Following on my last post called UI composition techniques for correct service boundaries, one commentor didn’t seem to like the approach I described saying:
“I’m sorry, but with all due respect I must strongly disagree. You haven’t avoided any orchestration work at all, you’ve just moved it in to client side script!
Since this is a common point of view, I thought I’d take the time to explain a bit more.
Let’s start at a fairly high level.
I’ve talked many times in the past about how to handle technical causes for failure like server crashes, database deadlocks, and even deserialization exceptions. Messaging and queuing solutions like NServiceBus can help overcome these issues such that things don’t actually fail – they just take a little longer to succeed.
On the logical side of things, the CQRS patterns I talk about describe an approach where aggressive client-side validation is done to prevent almost all logical causes for failure. The only thing that can’t be mitigated client-side are race conditions resulting in actions taken by other users at the same time.
In short, it really is uncommon for things to fail when being processed server-side.
The concerns raised in the comment specifically talked about a failed credit card payment or no rooms left in the hotel, so let’s start with the credit card thing:
In my last post I talked about collecting guest and credit card information from the user as a part of the “checkout” process when making a reservation for a hotel room. Just to be clear – there is a final “confirm your reservation” step that happens after all information has been collected.

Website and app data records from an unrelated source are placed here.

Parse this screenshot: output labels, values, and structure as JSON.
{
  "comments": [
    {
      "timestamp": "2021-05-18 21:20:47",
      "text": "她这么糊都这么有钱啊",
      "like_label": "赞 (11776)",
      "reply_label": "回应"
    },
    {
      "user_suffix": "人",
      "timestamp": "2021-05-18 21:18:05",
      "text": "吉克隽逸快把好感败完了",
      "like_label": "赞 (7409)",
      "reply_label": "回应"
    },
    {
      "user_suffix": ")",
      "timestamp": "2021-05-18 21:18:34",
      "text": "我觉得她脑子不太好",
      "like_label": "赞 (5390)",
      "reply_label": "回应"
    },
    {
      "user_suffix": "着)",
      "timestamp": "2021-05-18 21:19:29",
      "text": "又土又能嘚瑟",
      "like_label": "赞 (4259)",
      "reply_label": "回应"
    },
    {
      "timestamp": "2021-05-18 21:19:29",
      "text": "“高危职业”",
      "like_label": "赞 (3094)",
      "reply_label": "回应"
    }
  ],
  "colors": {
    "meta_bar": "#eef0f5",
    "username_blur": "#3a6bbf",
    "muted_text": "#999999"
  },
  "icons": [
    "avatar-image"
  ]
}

In general, failed credit card payments are handled pretty much the same way for all ecommerce – an email is sent to the customer asking for an alternative form of payment, also saying that their purchase won’t be processed until payment is made.
In any case, it is only after the reservation is placed that the responsible service would publish an event about that. The service which collected the credit card information would be subscribed to that event and initiate the charge of the card when that event arrives (or not, depending on the rate rules mentioned).
With regards to there not being any rooms left, well, first of all, there’s overbooking – hotels accept more reservations than rooms available because they know that customers sometimes need to cancel, and some just don’t show up. Secondly, there is a manual compensation process if more people show up than there are actual rooms to put them in. In some cases, a hotel will bump you up to a higher class of room (assuming there aren’t too many reservations for those), and in others they will call a “partner” hotel nearby and put you up there instead.
While arguments can be made that yes, these issues have been addressed in this specific example, there may be other domains where it is not possible to do these kinds of “tricks”. Although I do agree with that in theory, I’ve spent the better part of 5 years travelling around the world talking to hundreds of people in quite a few business domains, and every single time I’ve found it possible to apply these principles.
In short, the use of UI composition allows services to collect their own data, making it so anything outside that service doesn’t depend on those data structures which makes both development and versioning much easier. Technical failure conditions can be mitigated at infrastructure levels in most cases and other business logic concerns can be addressed asynchronously with respect to the data collection.
Give it a try.